Return the listing below unchanged, but without pictures.

· · ·

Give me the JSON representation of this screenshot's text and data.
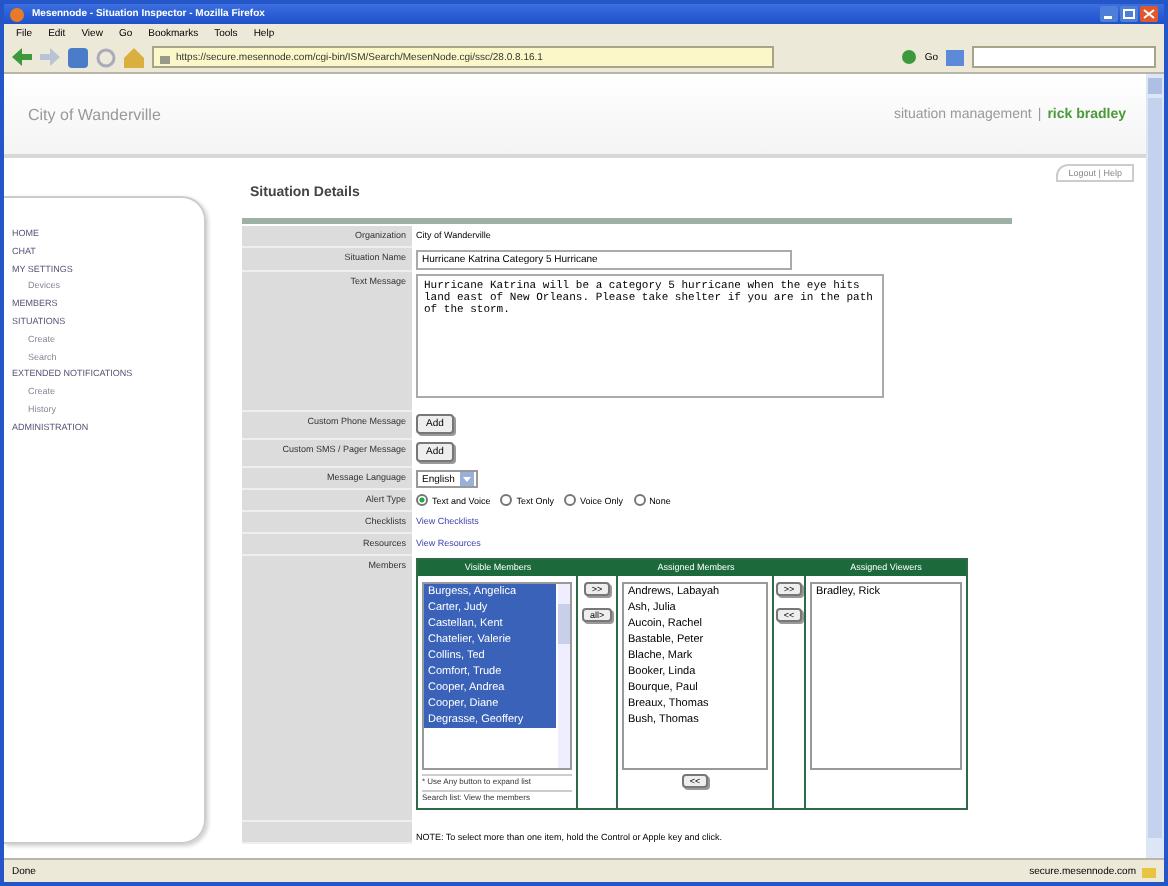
{
  "window": {
    "title": "Mesennode - Situation Inspector - Mozilla Firefox"
  },
  "menu": [
    "File",
    "Edit",
    "View",
    "Go",
    "Bookmarks",
    "Tools",
    "Help"
  ],
  "address": {
    "url": "https://secure.mesennode.com/cgi-bin/ISM/Search/MesenNode.cgi/ssc/28.0.8.16.1",
    "go": "Go"
  },
  "header": {
    "org": "City of Wanderville",
    "section": "situation management",
    "separator": "|",
    "user": "rick bradley",
    "links": "Logout | Help"
  },
  "sidebar": {
    "items": [
      {
        "label": "HOME"
      },
      {
        "label": "CHAT"
      },
      {
        "label": "MY SETTINGS",
        "children": [
          {
            "label": "Devices"
          }
        ]
      },
      {
        "label": "MEMBERS"
      },
      {
        "label": "SITUATIONS",
        "children": [
          {
            "label": "Create"
          },
          {
            "label": "Search"
          }
        ]
      },
      {
        "label": "EXTENDED NOTIFICATIONS",
        "children": [
          {
            "label": "Create"
          },
          {
            "label": "History"
          }
        ]
      },
      {
        "label": "ADMINISTRATION"
      }
    ]
  },
  "heading": "Situation Details",
  "form": {
    "organization": {
      "label": "Organization",
      "value": "City of Wanderville"
    },
    "name": {
      "label": "Situation Name",
      "value": "Hurricane Katrina Category 5 Hurricane"
    },
    "text": {
      "label": "Text Message",
      "value": "Hurricane Katrina will be a category 5 hurricane when the eye hits land east of New Orleans.  Please take shelter if you are in the path of the storm."
    },
    "phone": {
      "label": "Custom Phone Message",
      "button": "Add"
    },
    "sms": {
      "label": "Custom SMS / Pager Message",
      "button": "Add"
    },
    "language": {
      "label": "Message Language",
      "value": "English"
    },
    "alert": {
      "label": "Alert Type",
      "options": [
        {
          "label": "Text and Voice",
          "selected": true
        },
        {
          "label": "Text Only",
          "selected": false
        },
        {
          "label": "Voice Only",
          "selected": false
        },
        {
          "label": "None",
          "selected": false
        }
      ]
    },
    "checklists": {
      "label": "Checklists",
      "link": "View Checklists"
    },
    "resources": {
      "label": "Resources",
      "link": "View Resources"
    },
    "members": {
      "label": "Members",
      "visible": {
        "title": "Visible Members",
        "items": [
          {
            "label": "Burgess, Angelica",
            "selected": true
          },
          {
            "label": "Carter, Judy",
            "selected": true
          },
          {
            "label": "Castellan, Kent",
            "selected": true
          },
          {
            "label": "Chatelier, Valerie",
            "selected": true
          },
          {
            "label": "Collins, Ted",
            "selected": true
          },
          {
            "label": "Comfort, Trude",
            "selected": true
          },
          {
            "label": "Cooper, Andrea",
            "selected": true
          },
          {
            "label": "Cooper, Diane",
            "selected": true
          },
          {
            "label": "Degrasse, Geoffery",
            "selected": true
          }
        ],
        "hint": "* Use Any button to expand list",
        "hint2": "Search list: View the members"
      },
      "add_buttons": [
        ">>",
        "all>"
      ],
      "assigned": {
        "title": "Assigned Members",
        "items": [
          "Andrews, Labayah",
          "Ash, Julia",
          "Aucoin, Rachel",
          "Bastable, Peter",
          "Blache, Mark",
          "Booker, Linda",
          "Bourque, Paul",
          "Breaux, Thomas",
          "Bush, Thomas"
        ],
        "button": "<<"
      },
      "viewer_buttons": [
        ">>",
        "<<"
      ],
      "viewers": {
        "title": "Assigned Viewers",
        "items": [
          "Bradley, Rick"
        ]
      }
    },
    "note": "NOTE: To select more than one item, hold the Control or Apple key and click."
  },
  "status_bar": {
    "text": "Done",
    "site": "secure.mesennode.com"
  }
}
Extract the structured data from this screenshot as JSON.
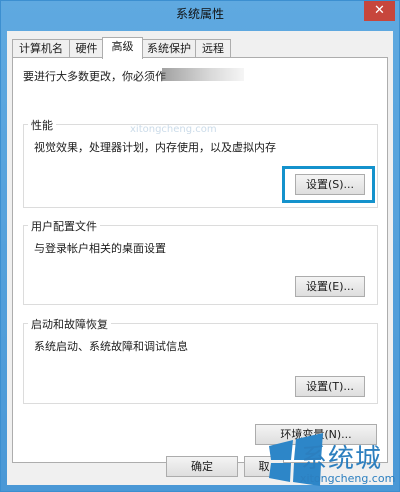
{
  "window": {
    "title": "系统属性",
    "close_glyph": "✕"
  },
  "tabs": [
    {
      "label": "计算机名",
      "active": false
    },
    {
      "label": "硬件",
      "active": false
    },
    {
      "label": "高级",
      "active": true
    },
    {
      "label": "系统保护",
      "active": false
    },
    {
      "label": "远程",
      "active": false
    }
  ],
  "notice": "要进行大多数更改，你必须作",
  "groups": {
    "performance": {
      "label": "性能",
      "desc": "视觉效果，处理器计划，内存使用，以及虚拟内存",
      "button": "设置(S)..."
    },
    "profile": {
      "label": "用户配置文件",
      "desc": "与登录帐户相关的桌面设置",
      "button": "设置(E)..."
    },
    "startup": {
      "label": "启动和故障恢复",
      "desc": "系统启动、系统故障和调试信息",
      "button": "设置(T)..."
    }
  },
  "env_button": "环境变量(N)...",
  "footer": {
    "ok": "确定",
    "cancel": "取"
  },
  "watermark": {
    "brand": "系统城",
    "url": "xitongcheng.com",
    "faint": "xitongcheng.com"
  },
  "colors": {
    "highlight": "#1492cc",
    "brand": "#2c7fbf"
  }
}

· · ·

# Written solution
Give me the JSON representation of this screenshot's text and data.
{
  "window": {
    "title": "Mesennode - Situation Inspector - Mozilla Firefox"
  },
  "menu": [
    "File",
    "Edit",
    "View",
    "Go",
    "Bookmarks",
    "Tools",
    "Help"
  ],
  "address": {
    "url": "https://secure.mesennode.com/cgi-bin/ISM/Search/MesenNode.cgi/ssc/28.0.8.16.1",
    "go": "Go"
  },
  "header": {
    "org": "City of Wanderville",
    "section": "situation management",
    "separator": "|",
    "user": "rick bradley",
    "links": "Logout | Help"
  },
  "sidebar": {
    "items": [
      {
        "label": "HOME"
      },
      {
        "label": "CHAT"
      },
      {
        "label": "MY SETTINGS",
        "children": [
          {
            "label": "Devices"
          }
        ]
      },
      {
        "label": "MEMBERS"
      },
      {
        "label": "SITUATIONS",
        "children": [
          {
            "label": "Create"
          },
          {
            "label": "Search"
          }
        ]
      },
      {
        "label": "EXTENDED NOTIFICATIONS",
        "children": [
          {
            "label": "Create"
          },
          {
            "label": "History"
          }
        ]
      },
      {
        "label": "ADMINISTRATION"
      }
    ]
  },
  "heading": "Situation Details",
  "form": {
    "organization": {
      "label": "Organization",
      "value": "City of Wanderville"
    },
    "name": {
      "label": "Situation Name",
      "value": "Hurricane Katrina Category 5 Hurricane"
    },
    "text": {
      "label": "Text Message",
      "value": "Hurricane Katrina will be a category 5 hurricane when the eye hits land east of New Orleans.  Please take shelter if you are in the path of the storm."
    },
    "phone": {
      "label": "Custom Phone Message",
      "button": "Add"
    },
    "sms": {
      "label": "Custom SMS / Pager Message",
      "button": "Add"
    },
    "language": {
      "label": "Message Language",
      "value": "English"
    },
    "alert": {
      "label": "Alert Type",
      "options": [
        {
          "label": "Text and Voice",
          "selected": true
        },
        {
          "label": "Text Only",
          "selected": false
        },
        {
          "label": "Voice Only",
          "selected": false
        },
        {
          "label": "None",
          "selected": false
        }
      ]
    },
    "checklists": {
      "label": "Checklists",
      "link": "View Checklists"
    },
    "resources": {
      "label": "Resources",
      "link": "View Resources"
    },
    "members": {
      "label": "Members",
      "visible": {
        "title": "Visible Members",
        "items": [
          {
            "label": "Burgess, Angelica",
            "selected": true
          },
          {
            "label": "Carter, Judy",
            "selected": true
          },
          {
            "label": "Castellan, Kent",
            "selected": true
          },
          {
            "label": "Chatelier, Valerie",
            "selected": true
          },
          {
            "label": "Collins, Ted",
            "selected": true
          },
          {
            "label": "Comfort, Trude",
            "selected": true
          },
          {
            "label": "Cooper, Andrea",
            "selected": true
          },
          {
            "label": "Cooper, Diane",
            "selected": true
          },
          {
            "label": "Degrasse, Geoffery",
            "selected": true
          }
        ],
        "hint": "* Use Any button to expand list",
        "hint2": "Search list: View the members"
      },
      "add_buttons": [
        ">>",
        "all>"
      ],
      "assigned": {
        "title": "Assigned Members",
        "items": [
          "Andrews, Labayah",
          "Ash, Julia",
          "Aucoin, Rachel",
          "Bastable, Peter",
          "Blache, Mark",
          "Booker, Linda",
          "Bourque, Paul",
          "Breaux, Thomas",
          "Bush, Thomas"
        ],
        "button": "<<"
      },
      "viewer_buttons": [
        ">>",
        "<<"
      ],
      "viewers": {
        "title": "Assigned Viewers",
        "items": [
          "Bradley, Rick"
        ]
      }
    },
    "note": "NOTE: To select more than one item, hold the Control or Apple key and click."
  },
  "status_bar": {
    "text": "Done",
    "site": "secure.mesennode.com"
  }
}
Extract the structured data from this screenshot as JSON.
{
  "window": {
    "title": "系统属性",
    "close_glyph": "✕"
  },
  "tabs": [
    {
      "label": "计算机名",
      "active": false
    },
    {
      "label": "硬件",
      "active": false
    },
    {
      "label": "高级",
      "active": true
    },
    {
      "label": "系统保护",
      "active": false
    },
    {
      "label": "远程",
      "active": false
    }
  ],
  "notice": "要进行大多数更改，你必须作",
  "groups": {
    "performance": {
      "label": "性能",
      "desc": "视觉效果，处理器计划，内存使用，以及虚拟内存",
      "button": "设置(S)..."
    },
    "profile": {
      "label": "用户配置文件",
      "desc": "与登录帐户相关的桌面设置",
      "button": "设置(E)..."
    },
    "startup": {
      "label": "启动和故障恢复",
      "desc": "系统启动、系统故障和调试信息",
      "button": "设置(T)..."
    }
  },
  "env_button": "环境变量(N)...",
  "footer": {
    "ok": "确定",
    "cancel": "取"
  },
  "watermark": {
    "brand": "系统城",
    "url": "xitongcheng.com",
    "faint": "xitongcheng.com"
  },
  "colors": {
    "highlight": "#1492cc",
    "brand": "#2c7fbf"
  }
}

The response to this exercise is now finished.